__PROBLEM STATEMENT__
Extract the full listing below without altering a single character.

__DATA PROVIDED__
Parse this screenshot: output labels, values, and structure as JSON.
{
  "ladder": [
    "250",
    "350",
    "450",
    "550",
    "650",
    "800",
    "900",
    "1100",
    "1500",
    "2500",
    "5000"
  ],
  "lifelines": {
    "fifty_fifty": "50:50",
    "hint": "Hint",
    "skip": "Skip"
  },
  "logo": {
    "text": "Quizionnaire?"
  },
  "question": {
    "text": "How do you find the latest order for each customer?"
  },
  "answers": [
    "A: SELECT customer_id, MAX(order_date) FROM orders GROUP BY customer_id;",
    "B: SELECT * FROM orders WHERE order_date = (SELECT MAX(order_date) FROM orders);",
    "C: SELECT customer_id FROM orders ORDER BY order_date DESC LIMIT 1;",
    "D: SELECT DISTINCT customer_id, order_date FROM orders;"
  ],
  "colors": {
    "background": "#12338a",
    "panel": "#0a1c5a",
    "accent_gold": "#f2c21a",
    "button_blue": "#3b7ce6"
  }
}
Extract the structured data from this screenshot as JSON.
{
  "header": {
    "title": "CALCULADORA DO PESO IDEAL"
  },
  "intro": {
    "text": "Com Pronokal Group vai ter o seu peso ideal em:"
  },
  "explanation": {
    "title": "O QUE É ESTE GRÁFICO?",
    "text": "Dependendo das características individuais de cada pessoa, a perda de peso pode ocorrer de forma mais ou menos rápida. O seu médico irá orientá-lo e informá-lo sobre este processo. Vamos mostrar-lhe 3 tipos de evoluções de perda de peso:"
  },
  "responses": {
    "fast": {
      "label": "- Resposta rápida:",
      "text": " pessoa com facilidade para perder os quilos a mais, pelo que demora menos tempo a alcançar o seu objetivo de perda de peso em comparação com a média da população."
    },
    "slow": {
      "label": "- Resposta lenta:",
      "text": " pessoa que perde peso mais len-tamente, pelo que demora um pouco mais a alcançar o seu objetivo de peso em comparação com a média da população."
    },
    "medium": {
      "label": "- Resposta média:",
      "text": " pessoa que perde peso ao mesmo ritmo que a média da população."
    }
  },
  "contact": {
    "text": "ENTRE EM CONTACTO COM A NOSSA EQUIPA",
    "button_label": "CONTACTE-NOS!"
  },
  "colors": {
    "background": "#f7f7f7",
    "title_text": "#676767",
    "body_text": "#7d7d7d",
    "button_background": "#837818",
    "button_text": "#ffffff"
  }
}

__SOLVED PROBLEM__
Parse this screenshot: output labels, values, and structure as JSON.
{
  "ladder": [
    "250",
    "350",
    "450",
    "550",
    "650",
    "800",
    "900",
    "1100",
    "1500",
    "2500",
    "5000"
  ],
  "lifelines": {
    "fifty_fifty": "50:50",
    "hint": "Hint",
    "skip": "Skip"
  },
  "logo": {
    "text": "Quizionnaire?"
  },
  "question": {
    "text": "How do you find the latest order for each customer?"
  },
  "answers": [
    "A: SELECT customer_id, MAX(order_date) FROM orders GROUP BY customer_id;",
    "B: SELECT * FROM orders WHERE order_date = (SELECT MAX(order_date) FROM orders);",
    "C: SELECT customer_id FROM orders ORDER BY order_date DESC LIMIT 1;",
    "D: SELECT DISTINCT customer_id, order_date FROM orders;"
  ],
  "colors": {
    "background": "#12338a",
    "panel": "#0a1c5a",
    "accent_gold": "#f2c21a",
    "button_blue": "#3b7ce6"
  }
}
Extract the structured data from this screenshot as JSON.
{
  "header": {
    "title": "CALCULADORA DO PESO IDEAL"
  },
  "intro": {
    "text": "Com Pronokal Group vai ter o seu peso ideal em:"
  },
  "explanation": {
    "title": "O QUE É ESTE GRÁFICO?",
    "text": "Dependendo das características individuais de cada pessoa, a perda de peso pode ocorrer de forma mais ou menos rápida. O seu médico irá orientá-lo e informá-lo sobre este processo. Vamos mostrar-lhe 3 tipos de evoluções de perda de peso:"
  },
  "responses": {
    "fast": {
      "label": "- Resposta rápida:",
      "text": " pessoa com facilidade para perder os quilos a mais, pelo que demora menos tempo a alcançar o seu objetivo de perda de peso em comparação com a média da população."
    },
    "slow": {
      "label": "- Resposta lenta:",
      "text": " pessoa que perde peso mais len-tamente, pelo que demora um pouco mais a alcançar o seu objetivo de peso em comparação com a média da população."
    },
    "medium": {
      "label": "- Resposta média:",
      "text": " pessoa que perde peso ao mesmo ritmo que a média da população."
    }
  },
  "contact": {
    "text": "ENTRE EM CONTACTO COM A NOSSA EQUIPA",
    "button_label": "CONTACTE-NOS!"
  },
  "colors": {
    "background": "#f7f7f7",
    "title_text": "#676767",
    "body_text": "#7d7d7d",
    "button_background": "#837818",
    "button_text": "#ffffff"
  }
}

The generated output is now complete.